Page and application data records:
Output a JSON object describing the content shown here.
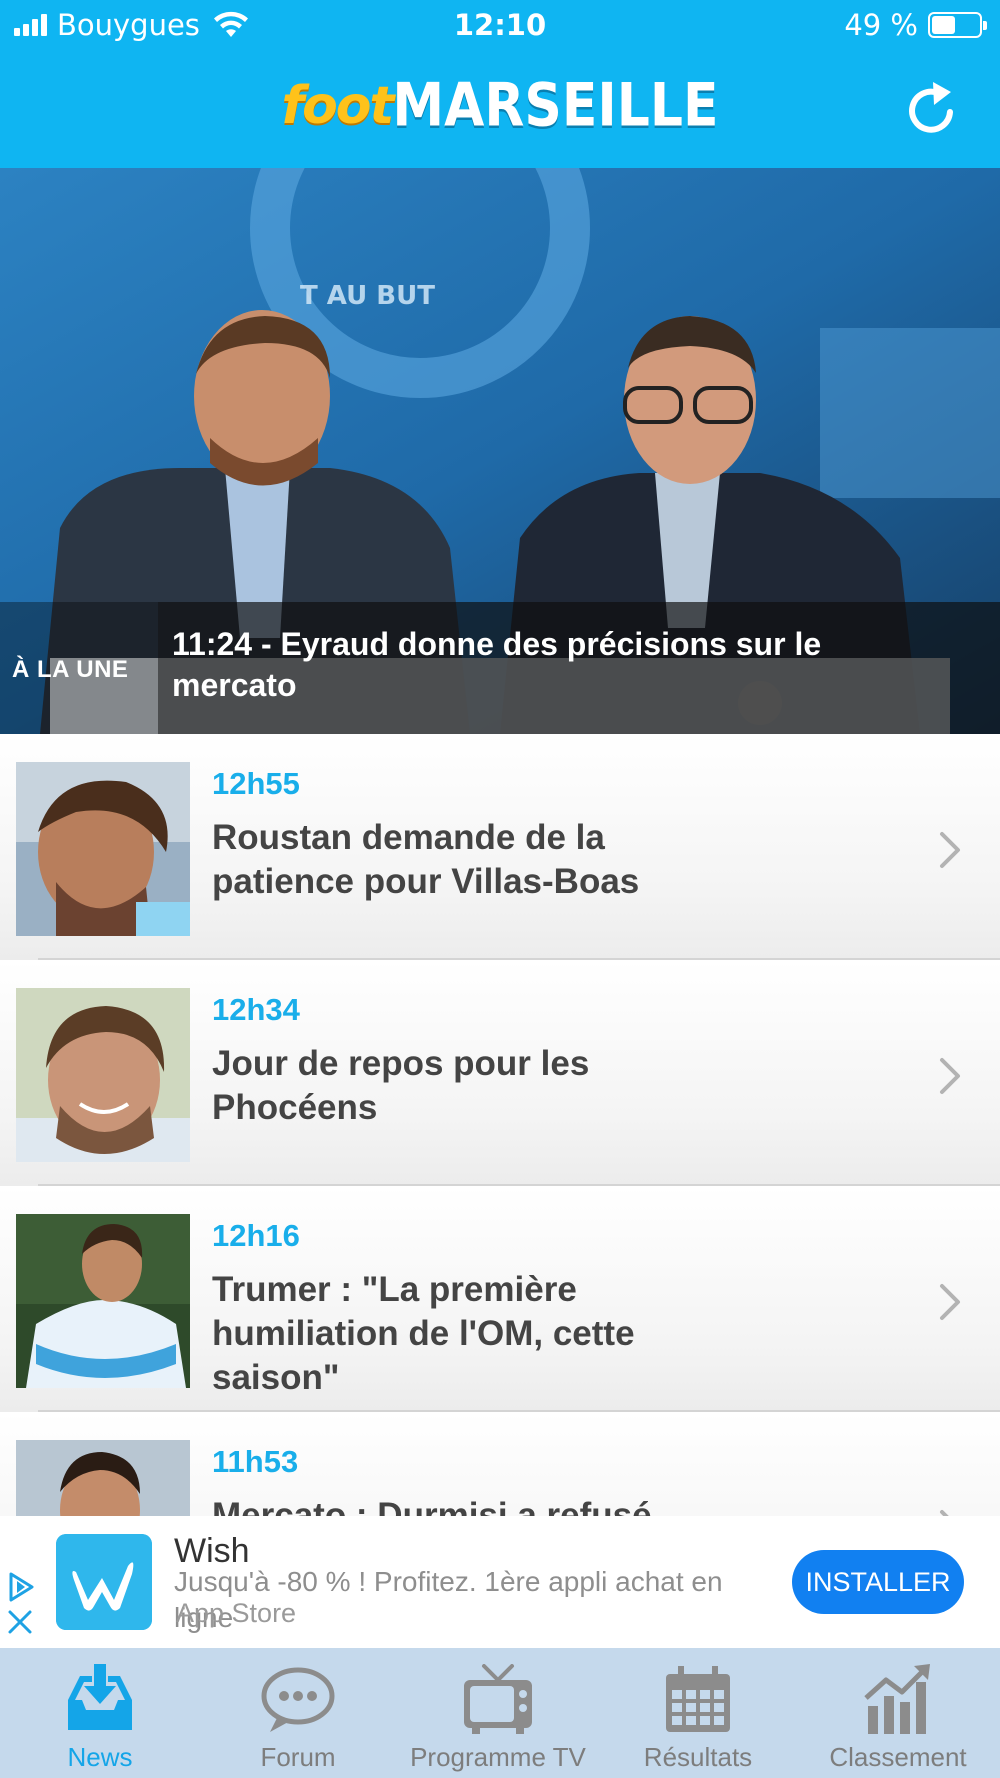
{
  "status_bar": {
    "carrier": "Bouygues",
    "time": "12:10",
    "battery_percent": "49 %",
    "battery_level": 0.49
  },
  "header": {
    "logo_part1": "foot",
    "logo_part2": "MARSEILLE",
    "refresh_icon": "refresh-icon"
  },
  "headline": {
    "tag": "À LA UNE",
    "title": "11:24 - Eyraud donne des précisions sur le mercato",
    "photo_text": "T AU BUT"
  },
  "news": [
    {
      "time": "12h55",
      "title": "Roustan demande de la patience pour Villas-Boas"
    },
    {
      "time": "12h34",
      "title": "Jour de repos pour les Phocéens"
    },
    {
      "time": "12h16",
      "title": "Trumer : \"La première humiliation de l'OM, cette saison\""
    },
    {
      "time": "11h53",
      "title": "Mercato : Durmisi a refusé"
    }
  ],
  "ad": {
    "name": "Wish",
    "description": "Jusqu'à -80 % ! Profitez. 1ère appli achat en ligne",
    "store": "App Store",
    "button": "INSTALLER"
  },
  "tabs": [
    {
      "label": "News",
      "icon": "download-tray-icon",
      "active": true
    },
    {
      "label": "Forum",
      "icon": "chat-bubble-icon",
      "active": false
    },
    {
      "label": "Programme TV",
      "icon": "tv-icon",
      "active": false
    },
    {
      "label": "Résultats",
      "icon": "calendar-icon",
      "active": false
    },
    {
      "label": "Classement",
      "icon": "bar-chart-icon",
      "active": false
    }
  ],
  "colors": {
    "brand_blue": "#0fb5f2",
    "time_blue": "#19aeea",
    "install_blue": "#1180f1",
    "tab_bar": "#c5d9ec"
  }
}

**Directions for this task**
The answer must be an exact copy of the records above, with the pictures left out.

**Exercise response**
Output a JSON object describing the content shown here.
{
  "status_bar": {
    "carrier": "Bouygues",
    "time": "12:10",
    "battery_percent": "49 %",
    "battery_level": 0.49
  },
  "header": {
    "logo_part1": "foot",
    "logo_part2": "MARSEILLE",
    "refresh_icon": "refresh-icon"
  },
  "headline": {
    "tag": "À LA UNE",
    "title": "11:24 - Eyraud donne des précisions sur le mercato",
    "photo_text": "T AU BUT"
  },
  "news": [
    {
      "time": "12h55",
      "title": "Roustan demande de la patience pour Villas-Boas"
    },
    {
      "time": "12h34",
      "title": "Jour de repos pour les Phocéens"
    },
    {
      "time": "12h16",
      "title": "Trumer : \"La première humiliation de l'OM, cette saison\""
    },
    {
      "time": "11h53",
      "title": "Mercato : Durmisi a refusé"
    }
  ],
  "ad": {
    "name": "Wish",
    "description": "Jusqu'à -80 % ! Profitez. 1ère appli achat en ligne",
    "store": "App Store",
    "button": "INSTALLER"
  },
  "tabs": [
    {
      "label": "News",
      "icon": "download-tray-icon",
      "active": true
    },
    {
      "label": "Forum",
      "icon": "chat-bubble-icon",
      "active": false
    },
    {
      "label": "Programme TV",
      "icon": "tv-icon",
      "active": false
    },
    {
      "label": "Résultats",
      "icon": "calendar-icon",
      "active": false
    },
    {
      "label": "Classement",
      "icon": "bar-chart-icon",
      "active": false
    }
  ],
  "colors": {
    "brand_blue": "#0fb5f2",
    "time_blue": "#19aeea",
    "install_blue": "#1180f1",
    "tab_bar": "#c5d9ec"
  }
}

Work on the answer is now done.